A hospital where the staff is happy is good for patients, says a new study.
In the study, John Griffith, professor in the University of Michigan School of Public Health examined the attributes of 34 community hospitals in nine states that have earned the Health Care Sector Malcolm Baldrige National Quality Award, a nationally recognized quality benchmark for various industries.
The findings suggest that the single-biggest factor in patient satisfaction is hospital employee morale, which starts with outside-the-box thinking at the very top management levels.
Griffith said that these community hospitals had the happiest patients and caregivers, but only because these hospitals departed radically from traditional hospital management.
For example, at the Florida hospital where patients receive a welcome letter with the CEO's signature and home phone number, they're also paid a visit by their unit's nurse manager, who also leaves cell and office phone numbers.
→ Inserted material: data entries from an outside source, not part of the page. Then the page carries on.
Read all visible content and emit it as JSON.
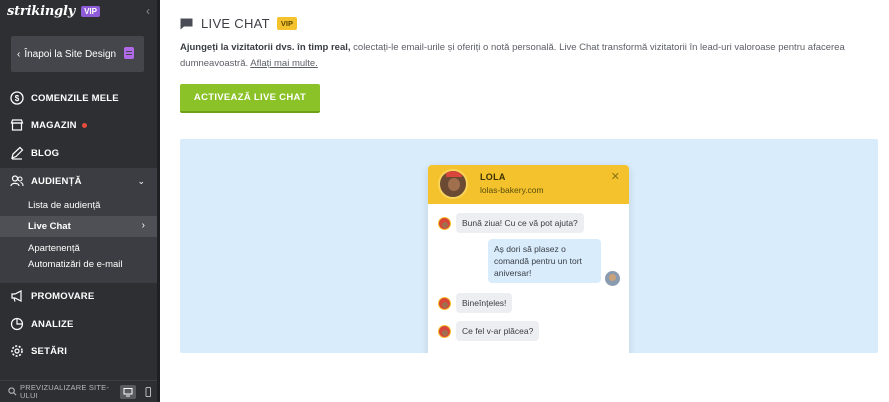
{
  "sidebar": {
    "logo": "strikingly",
    "vip": "VIP",
    "back_label": "Înapoi la Site Design",
    "items": [
      {
        "label": "COMENZILE MELE",
        "icon": "dollar-circle-icon"
      },
      {
        "label": "MAGAZIN",
        "icon": "store-icon",
        "dot": true
      },
      {
        "label": "BLOG",
        "icon": "pen-icon"
      },
      {
        "label": "AUDIENȚĂ",
        "icon": "users-icon"
      },
      {
        "label": "PROMOVARE",
        "icon": "megaphone-icon"
      },
      {
        "label": "ANALIZE",
        "icon": "pie-chart-icon"
      },
      {
        "label": "SETĂRI",
        "icon": "gear-icon"
      }
    ],
    "audience_sub": [
      {
        "label": "Lista de audiență"
      },
      {
        "label": "Live Chat",
        "active": true
      },
      {
        "label": "Apartenență"
      },
      {
        "label": "Automatizări de e-mail"
      }
    ],
    "preview_label": "PREVIZUALIZARE SITE-ULUI"
  },
  "main": {
    "title": "LIVE CHAT",
    "vip": "VIP",
    "desc_bold": "Ajungeți la vizitatorii dvs. în timp real,",
    "desc_text": " colectați-le email-urile și oferiți o notă personală. Live Chat transformă vizitatorii în lead-uri valoroase pentru afacerea dumneavoastră. ",
    "learn_more": "Aflați mai multe.",
    "activate_button": "ACTIVEAZĂ LIVE CHAT"
  },
  "chat_preview": {
    "agent_name": "LOLA",
    "agent_site": "lolas-bakery.com",
    "messages": [
      {
        "from": "agent",
        "text": "Bună ziua! Cu ce vă pot ajuta?"
      },
      {
        "from": "user",
        "text": "Aș dori să plasez o comandă pentru un tort aniversar!"
      },
      {
        "from": "agent",
        "text": "Bineînțeles!"
      },
      {
        "from": "agent",
        "text": "Ce fel v-ar plăcea?"
      }
    ]
  },
  "colors": {
    "sidebar_bg": "#2e2f33",
    "accent_green": "#8ac227",
    "vip_yellow": "#f4c22c",
    "preview_bg": "#d8ecfb"
  }
}
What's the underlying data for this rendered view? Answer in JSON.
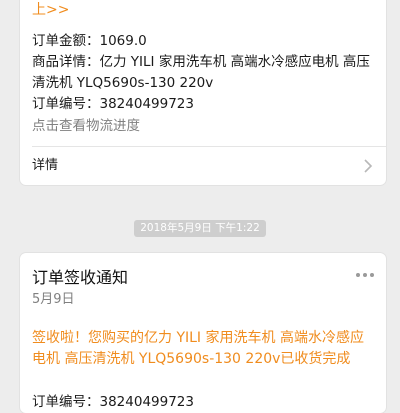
{
  "order_card": {
    "top_link": "上>>",
    "amount_label": "订单金额：",
    "amount_value": "1069.0",
    "detail_label": "商品详情：",
    "detail_value": "亿力 YILI 家用洗车机 高端水冷感应电机 高压清洗机 YLQ5690s-130 220v",
    "number_label": "订单编号：",
    "number_value": "38240499723",
    "track_link": "点击查看物流进度",
    "details_link": "详情",
    "icons": {
      "chevron": "chevron-right-icon"
    }
  },
  "timestamp": "2018年5月9日 下午1:22",
  "receipt_card": {
    "title": "订单签收通知",
    "date": "5月9日",
    "message": "签收啦！您购买的亿力 YILI 家用洗车机 高端水冷感应电机 高压清洗机 YLQ5690s-130 220v已收货完成",
    "number_label": "订单编号：",
    "number_value": "38240499723",
    "icons": {
      "more": "more-dots-icon"
    }
  },
  "colors": {
    "background": "#ededed",
    "card": "#ffffff",
    "accent_orange": "#f08c1e",
    "muted_text": "#808080",
    "timestamp_bg": "#cecece"
  }
}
Griffith said that this personal service doesn''t come cheaply, yet the hospitals kept costs low enough to thrive financially on standard Medicare and insurance payments, despite paying employees "extremely well."
"They reward a good job, both with celebration and financially with cash. One of the interesting things about these places is they don't have any nursing shortages. They have enough nurses, well-trained nurses and well-motivated nurses," he said.